Today is the Feast of Christ the King. It is a day to remind ourselves that we are natives of another kingdom – the Kingdom of God; subjects of a different monarch – Christ. It is also a day to ask ourselves: do we stand out as natives of another regime? Do I have the funny colour of one who belongs to the Kingdom of God?
Ezekiel was a prophet to a people in exile in Babylon. He promises his people that, like a shepherd, God will find and gather his scattered sheep. In our gospel reading Jesus reveals who those sheep are, who are the people of the Kingdom of God: they are people who strive for justice for others, people who are hospitable and generous, caring for those in need and for the marginalised. And what always strikes me about this passage is that the sheep do not know they have been serving Jesus. This suggests that it’s not just those of us who have the privilege and joy of knowing Jesus who are his sheep. I also know from personal experience that it’s not easy to distinguish between sheep and goats in Israel, which is a warning against daring to declare which is which unless you happen to be the shepherd.
In our culture we have got into the habit of pathologising sadness, anxiety, cognitive dissonance, feeling out of place and out of sorts with the dominant discourses; when sometimes I think these feelings are not a sign of ill-health necessarily, but the natural reaction of a stranger in a strange land, where the values between our home nation – the Kingdom of God – and the culture in which we live clash. We should feel uneasy sometimes, just as we should feel joy when the Kingdom breaks through into our world, into our society.

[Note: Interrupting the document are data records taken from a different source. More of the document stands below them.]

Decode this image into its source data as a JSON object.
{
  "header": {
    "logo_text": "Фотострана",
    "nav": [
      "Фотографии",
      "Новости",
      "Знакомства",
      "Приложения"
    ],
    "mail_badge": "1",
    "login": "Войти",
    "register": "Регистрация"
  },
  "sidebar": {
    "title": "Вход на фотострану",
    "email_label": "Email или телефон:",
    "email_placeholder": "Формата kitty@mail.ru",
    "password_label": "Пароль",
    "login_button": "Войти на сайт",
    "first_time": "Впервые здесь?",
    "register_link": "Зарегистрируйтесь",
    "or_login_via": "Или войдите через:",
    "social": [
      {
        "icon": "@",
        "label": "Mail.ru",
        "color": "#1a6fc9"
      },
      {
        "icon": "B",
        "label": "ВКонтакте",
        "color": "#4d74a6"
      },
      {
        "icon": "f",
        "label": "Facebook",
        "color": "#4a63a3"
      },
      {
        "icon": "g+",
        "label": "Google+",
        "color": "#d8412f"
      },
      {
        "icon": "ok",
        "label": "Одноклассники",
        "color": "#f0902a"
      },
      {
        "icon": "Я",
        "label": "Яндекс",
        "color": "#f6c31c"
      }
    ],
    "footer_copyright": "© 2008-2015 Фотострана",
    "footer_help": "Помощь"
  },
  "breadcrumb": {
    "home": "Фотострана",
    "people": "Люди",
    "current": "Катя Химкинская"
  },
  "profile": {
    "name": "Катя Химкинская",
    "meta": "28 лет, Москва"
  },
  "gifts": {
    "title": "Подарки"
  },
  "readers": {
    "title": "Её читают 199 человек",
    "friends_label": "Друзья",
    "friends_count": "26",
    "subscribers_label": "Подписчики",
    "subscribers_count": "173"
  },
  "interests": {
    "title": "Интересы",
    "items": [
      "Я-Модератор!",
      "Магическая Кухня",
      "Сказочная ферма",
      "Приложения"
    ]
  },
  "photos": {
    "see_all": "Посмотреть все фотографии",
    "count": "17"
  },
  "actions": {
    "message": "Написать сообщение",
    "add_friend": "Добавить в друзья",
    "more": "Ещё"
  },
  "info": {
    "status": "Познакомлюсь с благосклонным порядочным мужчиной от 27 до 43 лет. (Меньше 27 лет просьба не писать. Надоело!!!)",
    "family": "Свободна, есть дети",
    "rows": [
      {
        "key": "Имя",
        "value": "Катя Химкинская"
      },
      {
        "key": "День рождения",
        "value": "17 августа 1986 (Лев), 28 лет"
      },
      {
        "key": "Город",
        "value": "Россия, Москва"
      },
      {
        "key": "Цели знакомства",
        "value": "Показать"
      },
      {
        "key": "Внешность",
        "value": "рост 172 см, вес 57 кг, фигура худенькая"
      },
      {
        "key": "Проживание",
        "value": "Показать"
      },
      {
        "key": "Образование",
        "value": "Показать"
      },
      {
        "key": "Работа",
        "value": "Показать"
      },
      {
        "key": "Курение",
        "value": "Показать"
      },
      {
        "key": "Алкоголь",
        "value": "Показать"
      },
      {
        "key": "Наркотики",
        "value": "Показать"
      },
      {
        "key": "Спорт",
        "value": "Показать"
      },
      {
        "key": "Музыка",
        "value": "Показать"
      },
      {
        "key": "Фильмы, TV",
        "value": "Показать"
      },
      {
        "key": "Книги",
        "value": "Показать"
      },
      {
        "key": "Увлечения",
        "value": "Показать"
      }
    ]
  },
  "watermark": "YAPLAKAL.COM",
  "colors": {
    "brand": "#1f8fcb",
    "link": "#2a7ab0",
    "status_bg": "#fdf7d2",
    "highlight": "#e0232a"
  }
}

For we’re not aliens waiting for transportation back to our home planet, we’re not ET; no, we are waiting for the Kingdom of God, which is much vaster and deeper than our world, to be born into our world, and we are called to help midwife it in. In Ezekiel’s vision God is furious with the sheep who ruin and exploit the glorious green earth which he has created for all to enjoy, and he’s angry with the sheep who ill-treat their weaker brothers and sisters.
We are waiting for the Kingdom of God, which is much vaster and deeper than our world, to be born into our world, and we are called to help midwife it in.
I was recently reading an article about mental health amongst immigrants and I was surprised to learn than mental health in immigrant groups is usually higher, better, than the general population, because people coming from other cultures and countries often have values and practices conducive to thriving which are absent from the dominant culture in which they now live. As this season of remembrance draws to a close during a time of pandemic, let’s remind ourselves of a couple of the great truths of the Kingdom of God which may grate with our culture but which can sustain us during this difficult time.
The first is that there is only one kingdom encompassing both the living and the dead. The dead are not lost to us; they are just deeper in, alive at a profounder level and we meet them – we all come together, living and dead, one kingdom – during the celebration of the Eucharist. The second is that prayer is our highway into the Kingdom of God. When we feel sad, anxious, dislocated we may just be homesick for our true home and its king, and prayer can take us there in an instant. That’s what prayer is – a portal into the Kingdom of God.
And lastly, now it’s so hard not to be able to see each other, to be with each other, but again, through prayer we are always together in that kingdom. We can never really be separated from one another; our lives may part us on the surface, but in the depths of prayer we are never ever lost to one another. So let’s pray for one another that, in the words of the letter to the Ephesians, the eyes of our hearts may be enlightened and we know the hope to which he has called us, the hope of the Kingdom of God. Amen.